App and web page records
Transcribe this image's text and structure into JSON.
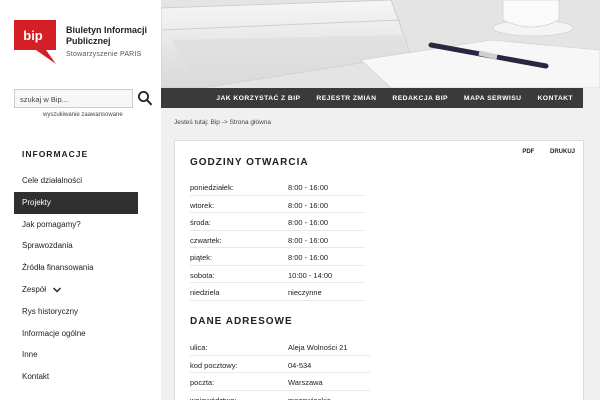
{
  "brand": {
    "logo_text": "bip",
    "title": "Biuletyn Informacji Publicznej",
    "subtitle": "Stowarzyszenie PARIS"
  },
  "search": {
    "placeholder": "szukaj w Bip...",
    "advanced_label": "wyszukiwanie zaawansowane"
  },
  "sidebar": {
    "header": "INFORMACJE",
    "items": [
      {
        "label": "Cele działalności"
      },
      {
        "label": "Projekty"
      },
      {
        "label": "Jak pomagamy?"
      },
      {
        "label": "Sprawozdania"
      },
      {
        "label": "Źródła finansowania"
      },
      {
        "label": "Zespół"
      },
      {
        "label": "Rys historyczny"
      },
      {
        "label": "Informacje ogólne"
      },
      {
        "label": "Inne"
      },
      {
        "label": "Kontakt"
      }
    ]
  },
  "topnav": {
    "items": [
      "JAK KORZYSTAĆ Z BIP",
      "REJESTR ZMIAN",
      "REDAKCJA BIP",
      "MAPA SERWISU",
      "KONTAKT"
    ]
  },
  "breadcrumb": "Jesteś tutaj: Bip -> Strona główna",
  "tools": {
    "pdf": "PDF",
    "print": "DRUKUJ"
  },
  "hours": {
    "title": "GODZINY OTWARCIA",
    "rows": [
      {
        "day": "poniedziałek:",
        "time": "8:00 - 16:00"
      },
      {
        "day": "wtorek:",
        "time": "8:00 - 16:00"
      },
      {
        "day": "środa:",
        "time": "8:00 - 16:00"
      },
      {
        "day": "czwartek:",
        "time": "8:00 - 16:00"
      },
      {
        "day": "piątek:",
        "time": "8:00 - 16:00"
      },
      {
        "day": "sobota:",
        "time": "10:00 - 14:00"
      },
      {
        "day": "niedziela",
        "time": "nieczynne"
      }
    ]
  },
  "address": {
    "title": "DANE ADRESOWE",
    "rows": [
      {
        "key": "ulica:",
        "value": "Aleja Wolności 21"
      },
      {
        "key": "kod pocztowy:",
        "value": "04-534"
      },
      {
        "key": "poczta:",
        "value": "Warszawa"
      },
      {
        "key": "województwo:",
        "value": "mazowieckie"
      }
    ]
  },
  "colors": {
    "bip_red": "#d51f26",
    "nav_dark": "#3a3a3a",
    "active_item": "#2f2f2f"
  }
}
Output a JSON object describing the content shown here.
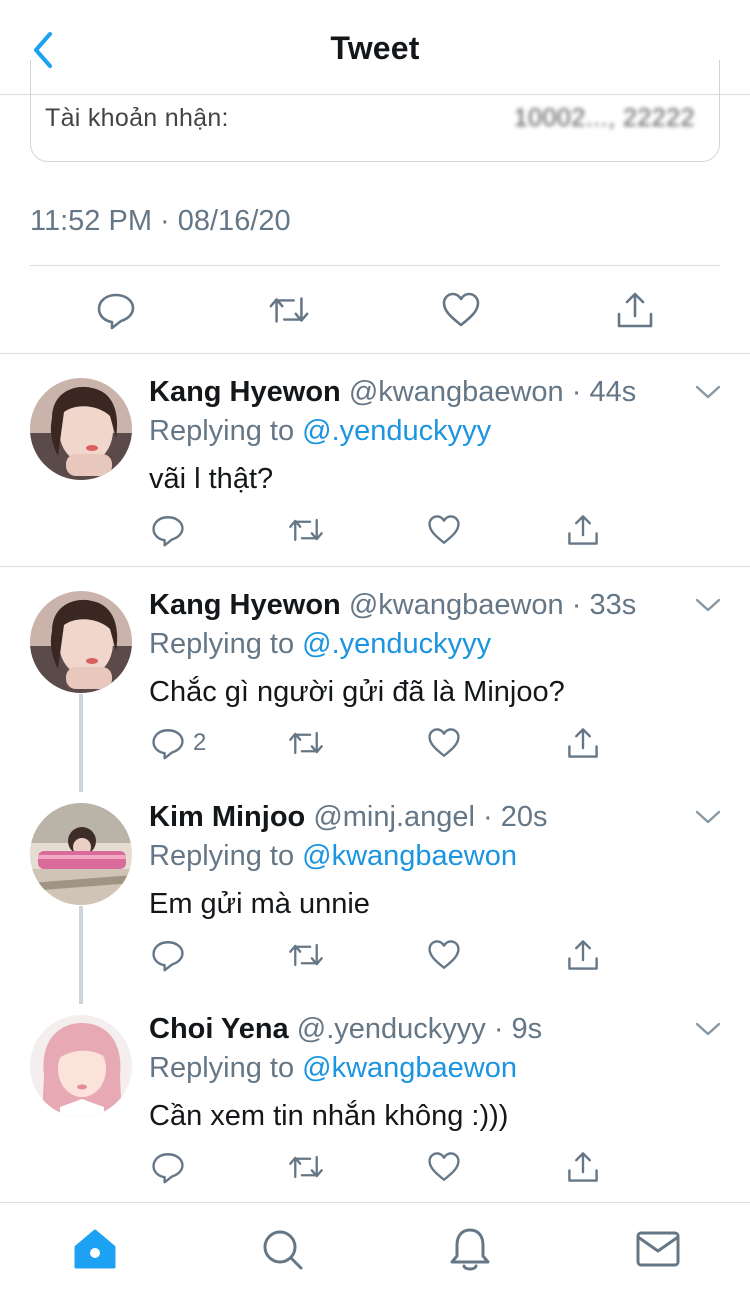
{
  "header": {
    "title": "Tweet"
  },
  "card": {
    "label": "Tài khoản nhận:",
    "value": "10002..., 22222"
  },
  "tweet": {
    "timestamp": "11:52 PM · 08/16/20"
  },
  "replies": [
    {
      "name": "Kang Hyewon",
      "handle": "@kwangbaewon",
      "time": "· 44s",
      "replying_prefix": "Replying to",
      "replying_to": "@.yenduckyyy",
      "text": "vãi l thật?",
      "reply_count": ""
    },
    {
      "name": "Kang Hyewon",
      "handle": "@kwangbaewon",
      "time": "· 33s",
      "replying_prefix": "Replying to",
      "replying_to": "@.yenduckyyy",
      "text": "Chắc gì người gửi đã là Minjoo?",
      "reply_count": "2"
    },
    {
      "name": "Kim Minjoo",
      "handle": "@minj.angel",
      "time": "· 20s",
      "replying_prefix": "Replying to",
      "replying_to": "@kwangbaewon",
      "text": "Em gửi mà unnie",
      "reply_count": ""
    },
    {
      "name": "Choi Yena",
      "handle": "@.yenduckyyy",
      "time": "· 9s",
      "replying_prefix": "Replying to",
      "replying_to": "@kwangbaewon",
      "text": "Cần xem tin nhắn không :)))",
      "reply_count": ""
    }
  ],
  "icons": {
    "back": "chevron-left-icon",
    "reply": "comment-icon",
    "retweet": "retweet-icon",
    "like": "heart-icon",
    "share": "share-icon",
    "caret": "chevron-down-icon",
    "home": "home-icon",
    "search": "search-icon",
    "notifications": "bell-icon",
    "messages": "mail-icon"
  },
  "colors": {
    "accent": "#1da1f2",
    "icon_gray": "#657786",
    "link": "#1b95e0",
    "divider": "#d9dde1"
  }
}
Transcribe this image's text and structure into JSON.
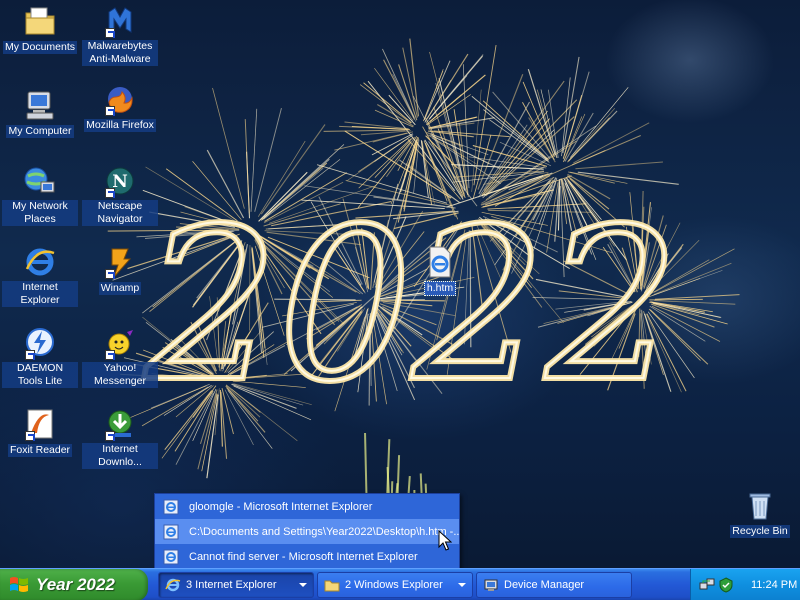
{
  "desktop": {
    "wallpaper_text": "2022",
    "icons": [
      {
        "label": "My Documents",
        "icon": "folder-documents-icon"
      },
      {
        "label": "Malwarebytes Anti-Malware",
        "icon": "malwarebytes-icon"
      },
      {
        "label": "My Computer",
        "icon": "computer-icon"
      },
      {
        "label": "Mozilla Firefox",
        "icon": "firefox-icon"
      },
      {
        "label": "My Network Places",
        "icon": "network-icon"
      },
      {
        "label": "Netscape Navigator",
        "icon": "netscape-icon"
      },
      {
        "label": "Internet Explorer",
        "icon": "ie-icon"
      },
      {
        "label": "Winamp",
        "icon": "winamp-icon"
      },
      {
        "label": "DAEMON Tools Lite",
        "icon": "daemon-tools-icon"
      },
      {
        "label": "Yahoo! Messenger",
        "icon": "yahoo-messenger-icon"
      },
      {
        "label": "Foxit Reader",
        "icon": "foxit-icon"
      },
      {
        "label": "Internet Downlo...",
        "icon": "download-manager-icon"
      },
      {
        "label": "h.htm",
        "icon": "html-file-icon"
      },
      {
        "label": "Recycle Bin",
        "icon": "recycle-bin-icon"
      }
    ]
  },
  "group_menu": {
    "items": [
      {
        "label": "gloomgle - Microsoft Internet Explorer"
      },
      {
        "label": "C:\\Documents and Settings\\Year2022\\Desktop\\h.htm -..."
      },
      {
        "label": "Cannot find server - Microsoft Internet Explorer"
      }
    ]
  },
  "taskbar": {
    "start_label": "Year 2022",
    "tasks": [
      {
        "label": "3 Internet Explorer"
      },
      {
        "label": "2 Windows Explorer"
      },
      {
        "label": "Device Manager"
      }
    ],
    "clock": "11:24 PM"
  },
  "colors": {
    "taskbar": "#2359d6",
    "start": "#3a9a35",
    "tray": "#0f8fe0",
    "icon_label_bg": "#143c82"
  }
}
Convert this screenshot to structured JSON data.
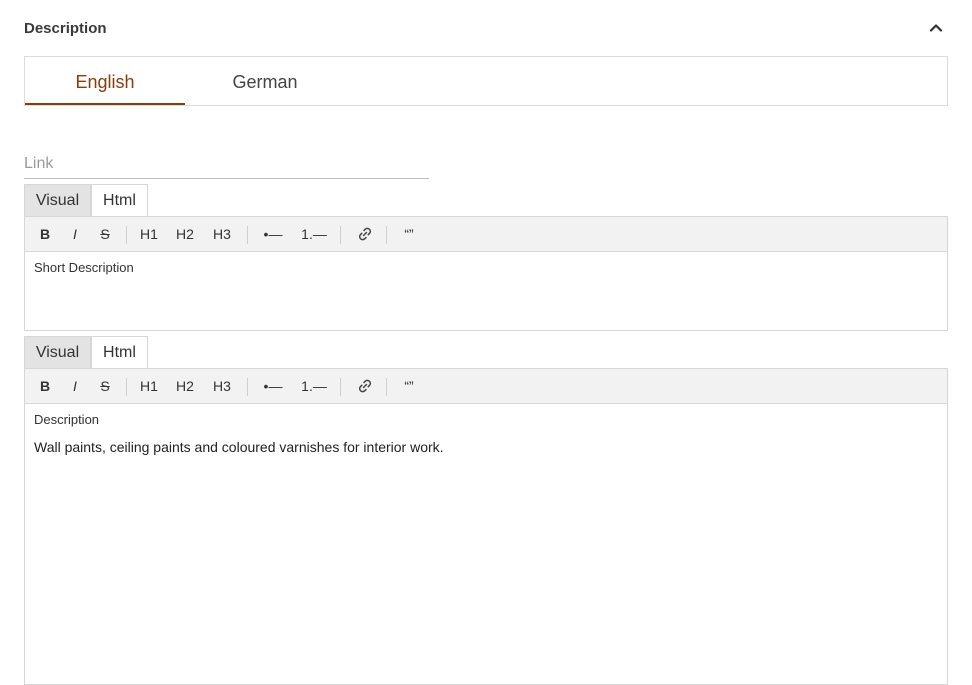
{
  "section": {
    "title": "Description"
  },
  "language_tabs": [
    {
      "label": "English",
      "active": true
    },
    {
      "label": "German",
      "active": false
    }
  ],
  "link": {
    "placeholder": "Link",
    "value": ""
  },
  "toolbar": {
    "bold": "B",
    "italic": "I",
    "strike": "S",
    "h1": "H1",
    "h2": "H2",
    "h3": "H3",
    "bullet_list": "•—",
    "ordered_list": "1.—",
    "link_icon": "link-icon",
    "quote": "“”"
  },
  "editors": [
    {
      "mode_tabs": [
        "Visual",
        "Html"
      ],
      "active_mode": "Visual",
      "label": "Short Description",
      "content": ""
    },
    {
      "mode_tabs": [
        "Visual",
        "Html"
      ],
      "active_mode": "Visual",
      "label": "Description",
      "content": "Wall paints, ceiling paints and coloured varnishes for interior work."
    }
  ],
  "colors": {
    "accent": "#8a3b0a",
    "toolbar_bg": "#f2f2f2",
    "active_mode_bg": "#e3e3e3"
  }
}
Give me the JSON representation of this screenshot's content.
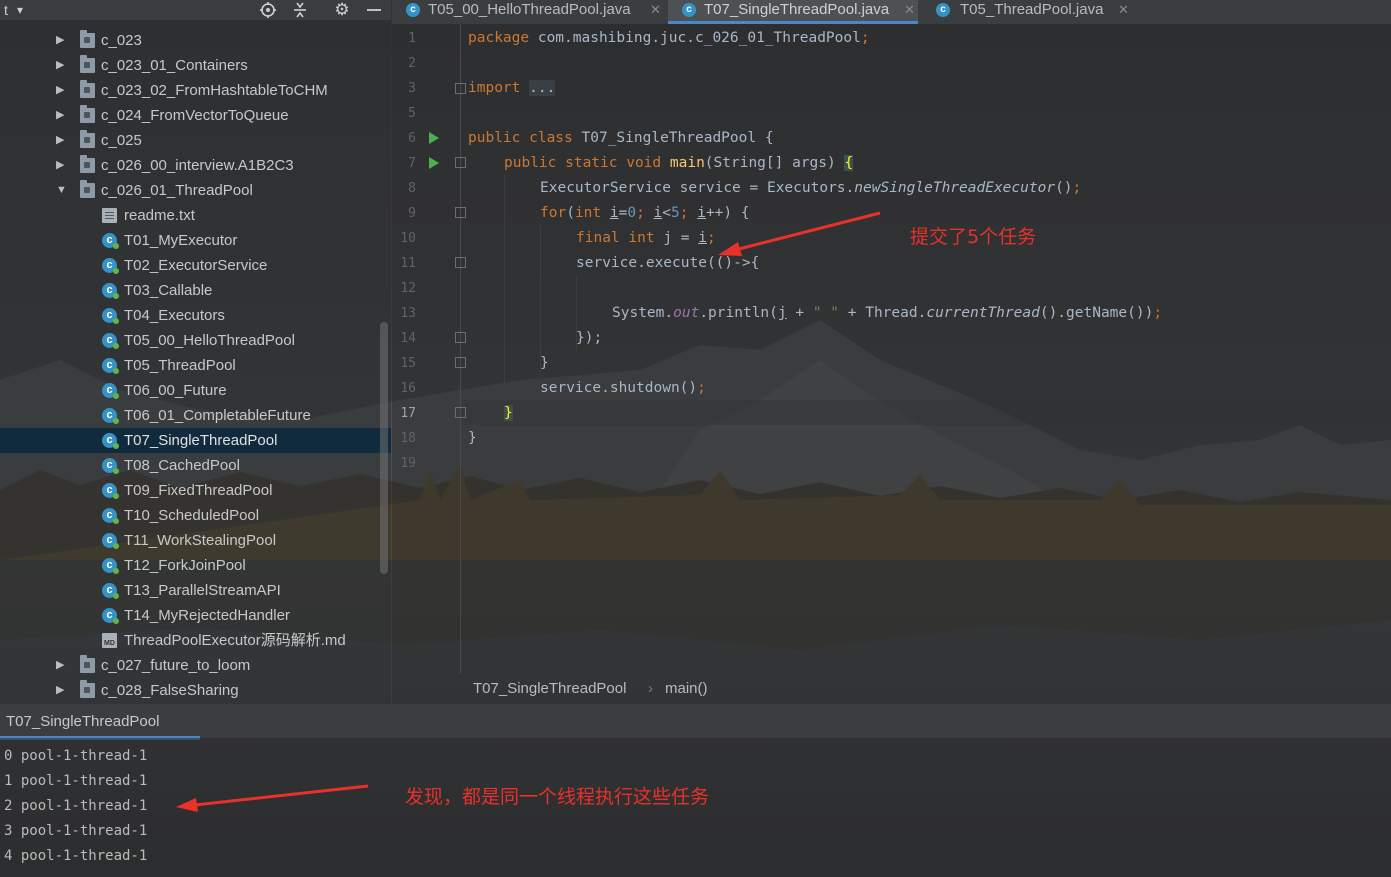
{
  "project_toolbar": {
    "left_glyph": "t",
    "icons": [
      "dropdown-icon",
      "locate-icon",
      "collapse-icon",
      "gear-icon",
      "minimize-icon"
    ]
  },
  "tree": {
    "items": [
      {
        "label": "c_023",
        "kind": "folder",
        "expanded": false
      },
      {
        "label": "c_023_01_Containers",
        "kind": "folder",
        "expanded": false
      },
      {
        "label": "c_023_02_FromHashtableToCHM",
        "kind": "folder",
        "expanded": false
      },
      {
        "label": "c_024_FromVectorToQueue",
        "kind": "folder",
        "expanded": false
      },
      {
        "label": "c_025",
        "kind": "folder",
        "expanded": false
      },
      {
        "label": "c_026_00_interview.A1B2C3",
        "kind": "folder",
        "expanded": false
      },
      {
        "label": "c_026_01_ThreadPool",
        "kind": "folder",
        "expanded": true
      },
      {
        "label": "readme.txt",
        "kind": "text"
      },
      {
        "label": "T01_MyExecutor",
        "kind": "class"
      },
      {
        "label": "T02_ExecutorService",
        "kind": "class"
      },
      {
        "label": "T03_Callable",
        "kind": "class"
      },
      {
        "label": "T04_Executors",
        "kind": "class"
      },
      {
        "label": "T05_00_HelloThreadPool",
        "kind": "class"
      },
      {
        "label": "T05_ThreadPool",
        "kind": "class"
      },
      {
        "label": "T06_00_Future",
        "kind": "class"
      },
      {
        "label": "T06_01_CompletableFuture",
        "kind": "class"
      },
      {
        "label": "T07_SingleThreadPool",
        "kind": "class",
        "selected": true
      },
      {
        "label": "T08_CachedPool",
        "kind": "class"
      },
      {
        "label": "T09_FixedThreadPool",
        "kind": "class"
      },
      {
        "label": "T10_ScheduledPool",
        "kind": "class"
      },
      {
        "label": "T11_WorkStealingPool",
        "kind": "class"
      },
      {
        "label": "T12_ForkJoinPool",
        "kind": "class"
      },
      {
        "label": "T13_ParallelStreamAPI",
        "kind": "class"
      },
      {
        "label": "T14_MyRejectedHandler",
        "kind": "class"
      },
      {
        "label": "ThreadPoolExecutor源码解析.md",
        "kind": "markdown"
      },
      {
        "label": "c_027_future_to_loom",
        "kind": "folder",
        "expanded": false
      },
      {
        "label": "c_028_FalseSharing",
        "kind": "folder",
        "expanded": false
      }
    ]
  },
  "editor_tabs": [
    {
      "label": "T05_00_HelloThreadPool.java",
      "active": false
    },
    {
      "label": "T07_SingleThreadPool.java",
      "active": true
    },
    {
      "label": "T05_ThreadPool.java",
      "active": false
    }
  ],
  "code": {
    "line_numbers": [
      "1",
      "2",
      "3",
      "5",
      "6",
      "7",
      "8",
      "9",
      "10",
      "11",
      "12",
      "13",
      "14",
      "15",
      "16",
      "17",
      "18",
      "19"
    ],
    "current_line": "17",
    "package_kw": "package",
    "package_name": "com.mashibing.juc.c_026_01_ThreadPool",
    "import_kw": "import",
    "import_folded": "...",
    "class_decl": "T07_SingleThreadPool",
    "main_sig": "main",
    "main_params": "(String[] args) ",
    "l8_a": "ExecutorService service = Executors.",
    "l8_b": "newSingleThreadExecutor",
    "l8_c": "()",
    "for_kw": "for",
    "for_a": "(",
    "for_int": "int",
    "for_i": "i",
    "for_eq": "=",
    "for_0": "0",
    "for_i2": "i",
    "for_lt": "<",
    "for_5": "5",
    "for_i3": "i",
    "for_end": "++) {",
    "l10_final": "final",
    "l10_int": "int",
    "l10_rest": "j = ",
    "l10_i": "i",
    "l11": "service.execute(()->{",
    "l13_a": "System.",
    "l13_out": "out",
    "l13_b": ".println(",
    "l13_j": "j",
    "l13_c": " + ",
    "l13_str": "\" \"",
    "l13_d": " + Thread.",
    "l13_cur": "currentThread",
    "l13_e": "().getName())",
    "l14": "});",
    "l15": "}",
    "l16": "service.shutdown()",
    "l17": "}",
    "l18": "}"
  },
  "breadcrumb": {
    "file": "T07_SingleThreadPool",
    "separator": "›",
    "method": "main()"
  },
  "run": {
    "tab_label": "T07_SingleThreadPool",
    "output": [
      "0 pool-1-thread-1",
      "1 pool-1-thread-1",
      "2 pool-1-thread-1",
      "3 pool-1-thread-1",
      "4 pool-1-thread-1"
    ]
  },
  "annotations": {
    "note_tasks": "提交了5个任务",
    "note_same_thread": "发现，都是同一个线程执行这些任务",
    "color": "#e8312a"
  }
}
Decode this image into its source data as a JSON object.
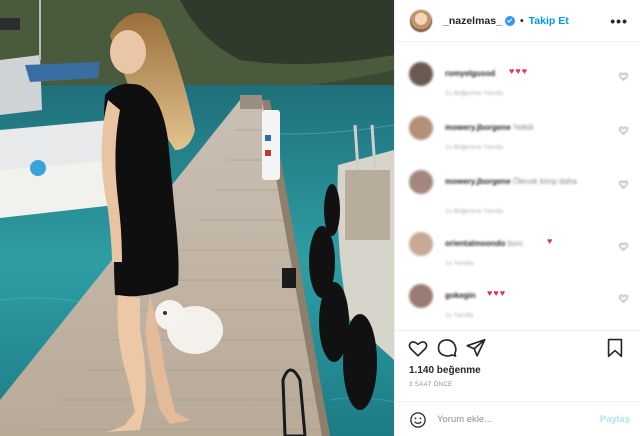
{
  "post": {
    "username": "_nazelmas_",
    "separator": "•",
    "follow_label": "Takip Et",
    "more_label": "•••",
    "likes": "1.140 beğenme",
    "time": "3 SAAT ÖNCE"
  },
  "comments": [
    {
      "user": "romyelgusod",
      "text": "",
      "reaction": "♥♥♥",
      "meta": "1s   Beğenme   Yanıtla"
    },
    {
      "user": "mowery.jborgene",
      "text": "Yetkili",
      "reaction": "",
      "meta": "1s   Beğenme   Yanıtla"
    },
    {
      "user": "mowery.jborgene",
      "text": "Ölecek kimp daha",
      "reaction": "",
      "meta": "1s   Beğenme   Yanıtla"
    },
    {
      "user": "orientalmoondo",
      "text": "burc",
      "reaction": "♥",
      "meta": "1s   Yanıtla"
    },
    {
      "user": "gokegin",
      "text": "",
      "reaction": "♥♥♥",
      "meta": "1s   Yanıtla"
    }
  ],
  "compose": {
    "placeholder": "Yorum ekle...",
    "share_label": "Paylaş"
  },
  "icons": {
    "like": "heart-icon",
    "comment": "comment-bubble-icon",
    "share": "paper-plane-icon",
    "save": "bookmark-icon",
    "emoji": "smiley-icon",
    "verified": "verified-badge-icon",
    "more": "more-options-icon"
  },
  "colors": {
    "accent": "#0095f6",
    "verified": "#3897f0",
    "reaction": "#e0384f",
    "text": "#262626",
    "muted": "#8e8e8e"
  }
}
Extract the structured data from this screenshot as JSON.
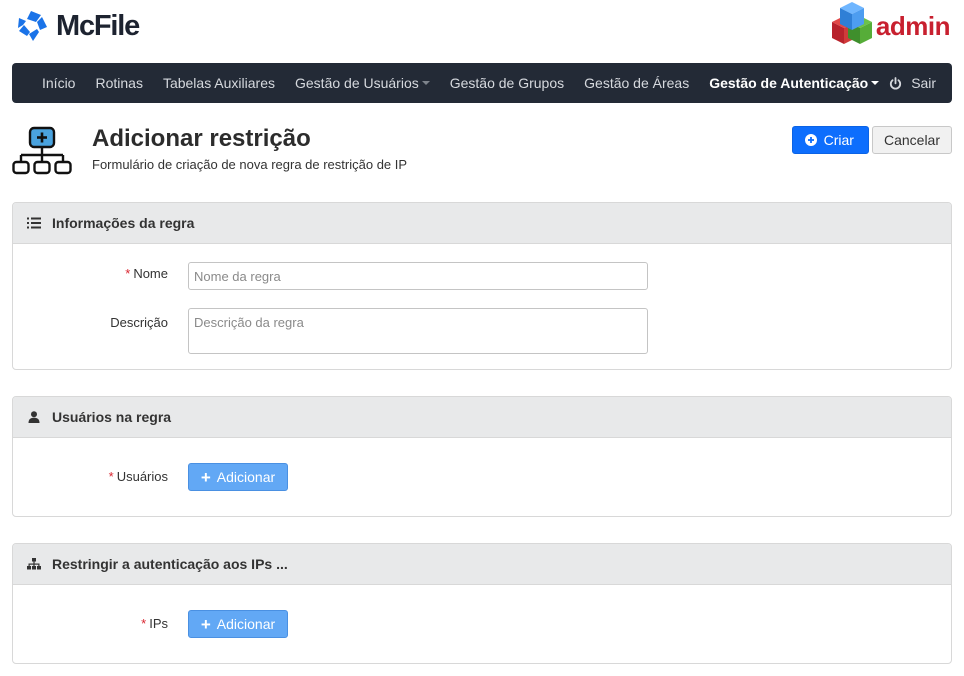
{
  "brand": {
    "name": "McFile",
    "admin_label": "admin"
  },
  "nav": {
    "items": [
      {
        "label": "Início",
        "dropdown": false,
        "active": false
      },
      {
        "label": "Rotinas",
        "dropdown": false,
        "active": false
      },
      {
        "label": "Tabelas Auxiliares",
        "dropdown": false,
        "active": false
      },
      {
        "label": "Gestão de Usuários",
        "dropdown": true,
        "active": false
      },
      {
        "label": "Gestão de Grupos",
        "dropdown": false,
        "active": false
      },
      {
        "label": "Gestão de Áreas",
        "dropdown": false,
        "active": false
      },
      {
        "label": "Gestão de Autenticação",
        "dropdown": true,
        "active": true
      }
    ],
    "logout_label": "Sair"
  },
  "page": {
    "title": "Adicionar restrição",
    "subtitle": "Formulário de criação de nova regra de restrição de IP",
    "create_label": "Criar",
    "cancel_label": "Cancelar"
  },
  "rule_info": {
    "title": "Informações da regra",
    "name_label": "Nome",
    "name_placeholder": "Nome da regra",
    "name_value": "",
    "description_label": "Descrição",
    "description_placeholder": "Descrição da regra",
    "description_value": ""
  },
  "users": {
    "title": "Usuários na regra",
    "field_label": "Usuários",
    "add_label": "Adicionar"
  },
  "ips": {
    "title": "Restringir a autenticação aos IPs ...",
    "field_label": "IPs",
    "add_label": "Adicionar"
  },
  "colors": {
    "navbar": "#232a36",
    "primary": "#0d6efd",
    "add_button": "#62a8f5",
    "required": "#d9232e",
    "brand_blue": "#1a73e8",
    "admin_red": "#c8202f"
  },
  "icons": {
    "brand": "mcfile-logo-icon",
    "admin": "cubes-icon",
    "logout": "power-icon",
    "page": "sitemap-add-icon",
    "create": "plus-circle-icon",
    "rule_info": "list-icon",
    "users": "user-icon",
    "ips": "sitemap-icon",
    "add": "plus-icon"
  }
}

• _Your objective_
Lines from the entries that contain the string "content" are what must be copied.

• _Response area_
Output a JSON object describing the content shown here.
      "content": ""
      "content": "Wall paints, ceiling paints and coloured varnishes for interior work."
Give me the JSON representation of this screenshot's content.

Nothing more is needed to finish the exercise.